[Task] Make an exact copy of the records below, leaving every image out.

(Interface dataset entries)

******

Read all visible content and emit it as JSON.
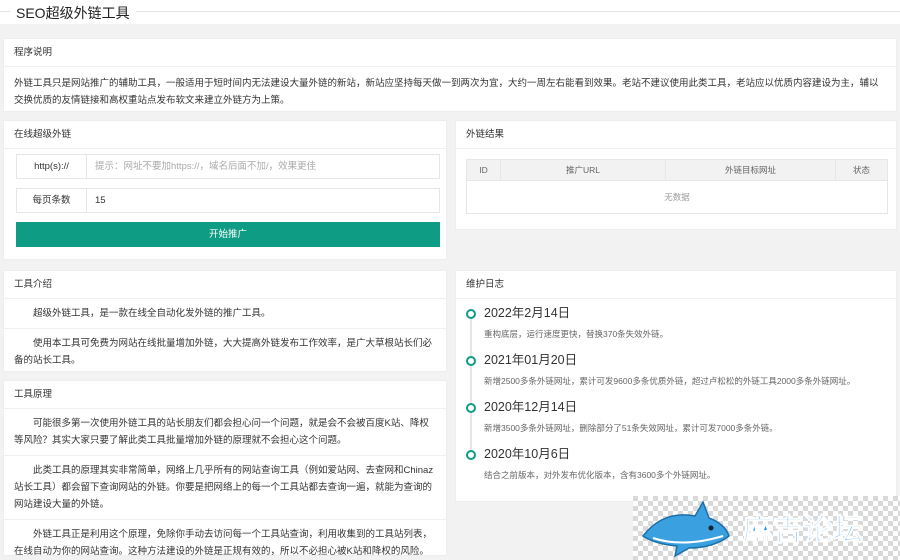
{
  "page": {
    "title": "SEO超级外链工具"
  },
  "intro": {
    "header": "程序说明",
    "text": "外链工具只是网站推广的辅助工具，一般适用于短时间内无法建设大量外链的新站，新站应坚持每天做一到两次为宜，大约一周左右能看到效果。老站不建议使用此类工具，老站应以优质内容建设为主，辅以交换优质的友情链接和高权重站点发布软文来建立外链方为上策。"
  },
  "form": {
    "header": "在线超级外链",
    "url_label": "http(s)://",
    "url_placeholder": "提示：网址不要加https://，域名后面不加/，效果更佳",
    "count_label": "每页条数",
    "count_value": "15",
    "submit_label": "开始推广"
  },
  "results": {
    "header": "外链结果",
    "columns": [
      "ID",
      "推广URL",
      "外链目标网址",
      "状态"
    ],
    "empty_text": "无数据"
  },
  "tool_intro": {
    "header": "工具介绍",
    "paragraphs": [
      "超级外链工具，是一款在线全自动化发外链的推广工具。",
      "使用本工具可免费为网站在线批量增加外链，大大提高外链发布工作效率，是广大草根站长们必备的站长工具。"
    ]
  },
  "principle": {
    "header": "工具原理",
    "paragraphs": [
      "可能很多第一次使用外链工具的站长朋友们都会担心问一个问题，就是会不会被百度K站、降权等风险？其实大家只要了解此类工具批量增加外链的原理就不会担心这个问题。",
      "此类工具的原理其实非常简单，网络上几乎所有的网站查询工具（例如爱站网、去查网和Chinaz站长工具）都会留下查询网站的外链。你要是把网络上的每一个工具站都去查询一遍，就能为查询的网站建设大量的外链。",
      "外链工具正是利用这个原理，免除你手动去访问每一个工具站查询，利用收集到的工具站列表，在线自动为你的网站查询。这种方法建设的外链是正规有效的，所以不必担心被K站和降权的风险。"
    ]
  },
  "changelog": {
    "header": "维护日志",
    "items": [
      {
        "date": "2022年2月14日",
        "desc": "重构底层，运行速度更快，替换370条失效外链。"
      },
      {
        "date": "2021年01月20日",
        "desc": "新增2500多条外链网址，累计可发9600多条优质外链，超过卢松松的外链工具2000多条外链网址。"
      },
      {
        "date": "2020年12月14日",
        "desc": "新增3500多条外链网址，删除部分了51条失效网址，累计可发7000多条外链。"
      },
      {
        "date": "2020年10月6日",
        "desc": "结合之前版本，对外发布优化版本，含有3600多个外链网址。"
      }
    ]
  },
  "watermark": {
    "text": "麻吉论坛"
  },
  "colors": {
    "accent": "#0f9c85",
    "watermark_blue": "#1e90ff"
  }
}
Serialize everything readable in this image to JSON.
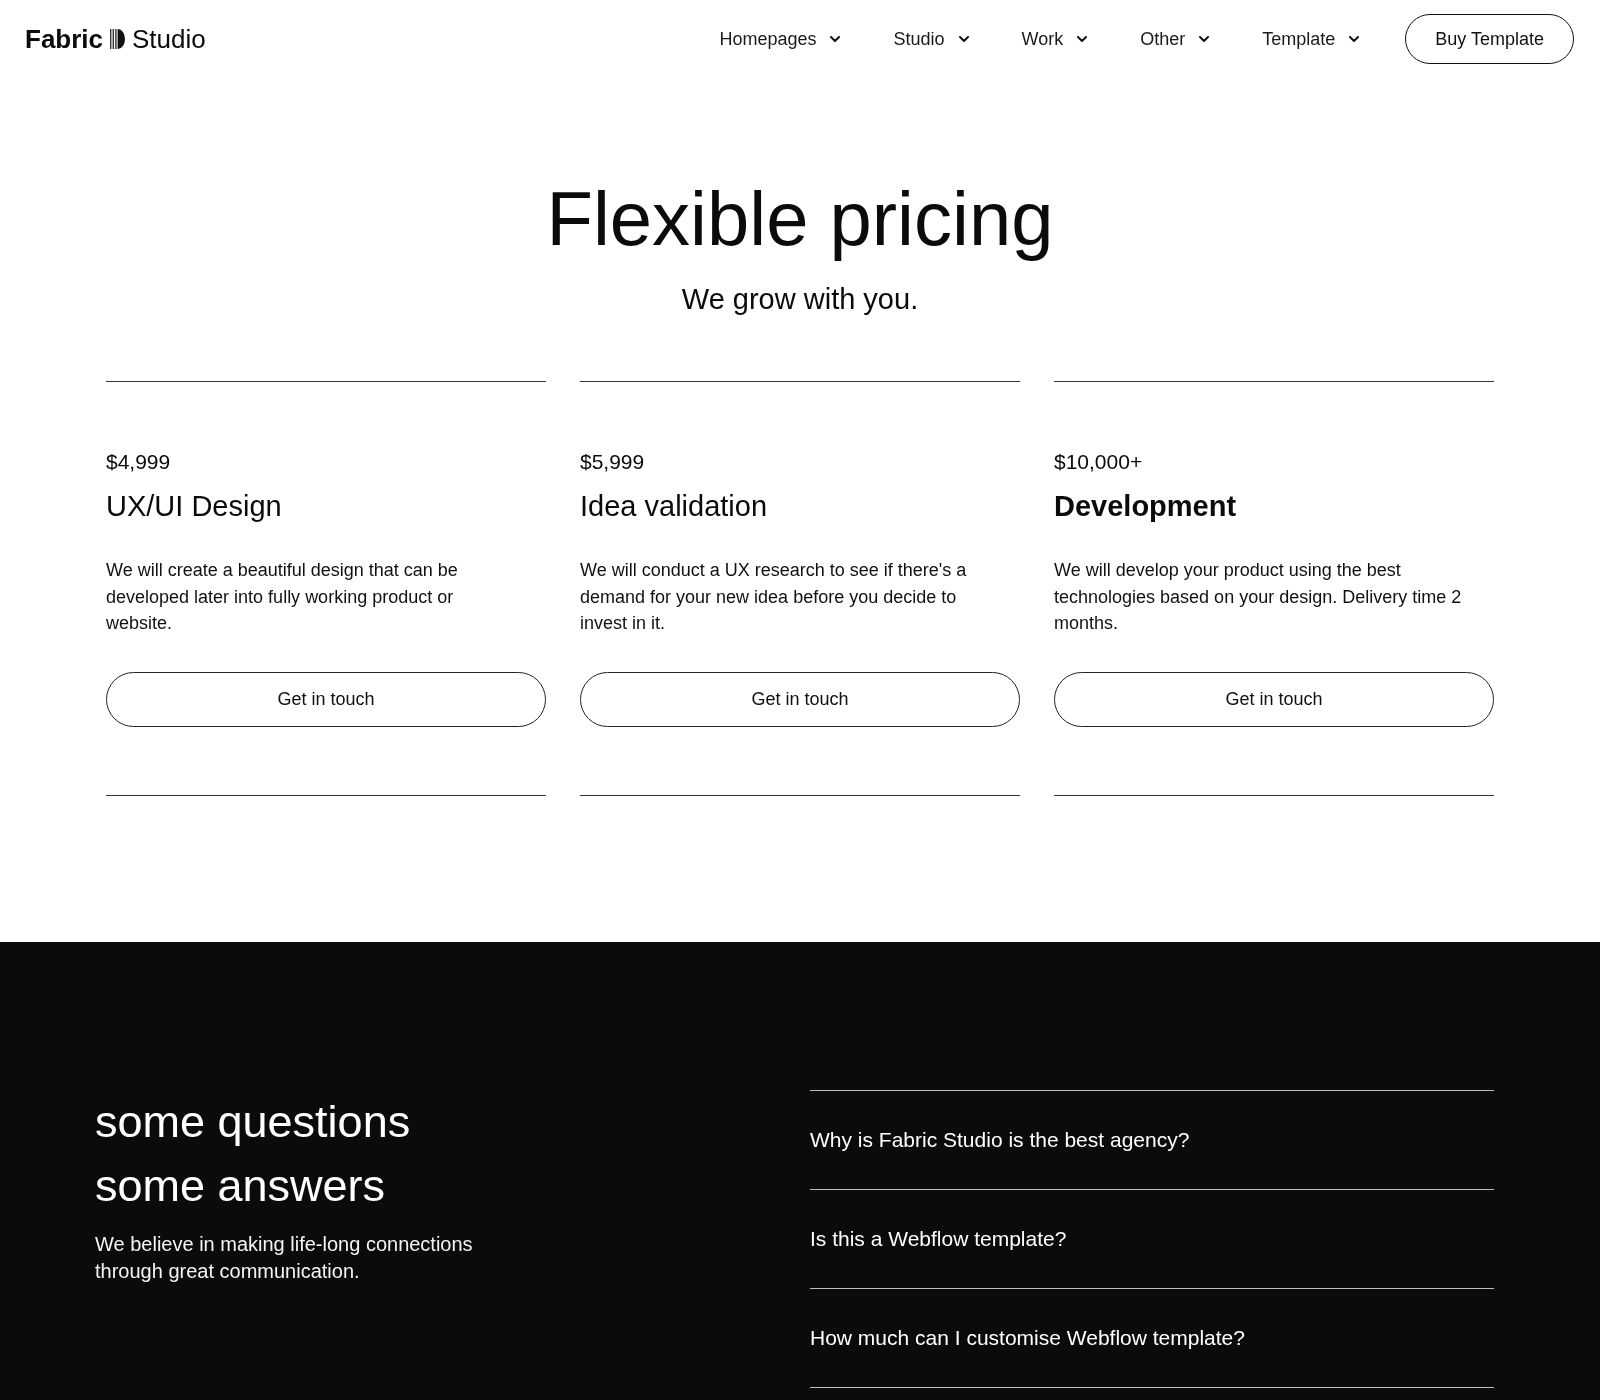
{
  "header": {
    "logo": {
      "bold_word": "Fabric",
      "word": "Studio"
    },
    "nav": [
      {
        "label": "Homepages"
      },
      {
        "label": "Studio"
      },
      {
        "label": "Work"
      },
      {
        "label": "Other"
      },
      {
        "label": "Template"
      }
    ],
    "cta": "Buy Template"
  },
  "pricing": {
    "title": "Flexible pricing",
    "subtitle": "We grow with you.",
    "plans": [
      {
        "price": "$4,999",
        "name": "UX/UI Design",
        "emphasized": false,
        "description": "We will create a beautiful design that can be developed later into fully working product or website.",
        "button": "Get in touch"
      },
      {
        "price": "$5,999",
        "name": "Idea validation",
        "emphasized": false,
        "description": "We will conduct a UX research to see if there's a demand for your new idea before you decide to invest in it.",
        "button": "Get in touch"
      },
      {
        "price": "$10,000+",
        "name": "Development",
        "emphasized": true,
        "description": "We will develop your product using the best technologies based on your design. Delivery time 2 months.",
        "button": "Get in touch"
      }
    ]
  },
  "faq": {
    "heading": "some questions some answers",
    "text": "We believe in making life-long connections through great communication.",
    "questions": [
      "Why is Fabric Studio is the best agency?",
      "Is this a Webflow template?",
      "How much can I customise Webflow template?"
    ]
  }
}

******

[Solution for this task]
Read all visible content and emit it as JSON.
{
  "page": {
    "title": "SEO超级外链工具"
  },
  "intro": {
    "header": "程序说明",
    "text": "外链工具只是网站推广的辅助工具，一般适用于短时间内无法建设大量外链的新站，新站应坚持每天做一到两次为宜，大约一周左右能看到效果。老站不建议使用此类工具，老站应以优质内容建设为主，辅以交换优质的友情链接和高权重站点发布软文来建立外链方为上策。"
  },
  "form": {
    "header": "在线超级外链",
    "url_label": "http(s)://",
    "url_placeholder": "提示：网址不要加https://，域名后面不加/，效果更佳",
    "count_label": "每页条数",
    "count_value": "15",
    "submit_label": "开始推广"
  },
  "results": {
    "header": "外链结果",
    "columns": [
      "ID",
      "推广URL",
      "外链目标网址",
      "状态"
    ],
    "empty_text": "无数据"
  },
  "tool_intro": {
    "header": "工具介绍",
    "paragraphs": [
      "超级外链工具，是一款在线全自动化发外链的推广工具。",
      "使用本工具可免费为网站在线批量增加外链，大大提高外链发布工作效率，是广大草根站长们必备的站长工具。"
    ]
  },
  "principle": {
    "header": "工具原理",
    "paragraphs": [
      "可能很多第一次使用外链工具的站长朋友们都会担心问一个问题，就是会不会被百度K站、降权等风险？其实大家只要了解此类工具批量增加外链的原理就不会担心这个问题。",
      "此类工具的原理其实非常简单，网络上几乎所有的网站查询工具（例如爱站网、去查网和Chinaz站长工具）都会留下查询网站的外链。你要是把网络上的每一个工具站都去查询一遍，就能为查询的网站建设大量的外链。",
      "外链工具正是利用这个原理，免除你手动去访问每一个工具站查询，利用收集到的工具站列表，在线自动为你的网站查询。这种方法建设的外链是正规有效的，所以不必担心被K站和降权的风险。"
    ]
  },
  "changelog": {
    "header": "维护日志",
    "items": [
      {
        "date": "2022年2月14日",
        "desc": "重构底层，运行速度更快，替换370条失效外链。"
      },
      {
        "date": "2021年01月20日",
        "desc": "新增2500多条外链网址，累计可发9600多条优质外链，超过卢松松的外链工具2000多条外链网址。"
      },
      {
        "date": "2020年12月14日",
        "desc": "新增3500多条外链网址，删除部分了51条失效网址，累计可发7000多条外链。"
      },
      {
        "date": "2020年10月6日",
        "desc": "结合之前版本，对外发布优化版本，含有3600多个外链网址。"
      }
    ]
  },
  "watermark": {
    "text": "麻吉论坛"
  },
  "colors": {
    "accent": "#0f9c85",
    "watermark_blue": "#1e90ff"
  }
}
Serialize everything readable in this image to JSON.
{
  "header": {
    "logo": {
      "bold_word": "Fabric",
      "word": "Studio"
    },
    "nav": [
      {
        "label": "Homepages"
      },
      {
        "label": "Studio"
      },
      {
        "label": "Work"
      },
      {
        "label": "Other"
      },
      {
        "label": "Template"
      }
    ],
    "cta": "Buy Template"
  },
  "pricing": {
    "title": "Flexible pricing",
    "subtitle": "We grow with you.",
    "plans": [
      {
        "price": "$4,999",
        "name": "UX/UI Design",
        "emphasized": false,
        "description": "We will create a beautiful design that can be developed later into fully working product or website.",
        "button": "Get in touch"
      },
      {
        "price": "$5,999",
        "name": "Idea validation",
        "emphasized": false,
        "description": "We will conduct a UX research to see if there's a demand for your new idea before you decide to invest in it.",
        "button": "Get in touch"
      },
      {
        "price": "$10,000+",
        "name": "Development",
        "emphasized": true,
        "description": "We will develop your product using the best technologies based on your design. Delivery time 2 months.",
        "button": "Get in touch"
      }
    ]
  },
  "faq": {
    "heading": "some questions some answers",
    "text": "We believe in making life-long connections through great communication.",
    "questions": [
      "Why is Fabric Studio is the best agency?",
      "Is this a Webflow template?",
      "How much can I customise Webflow template?"
    ]
  }
}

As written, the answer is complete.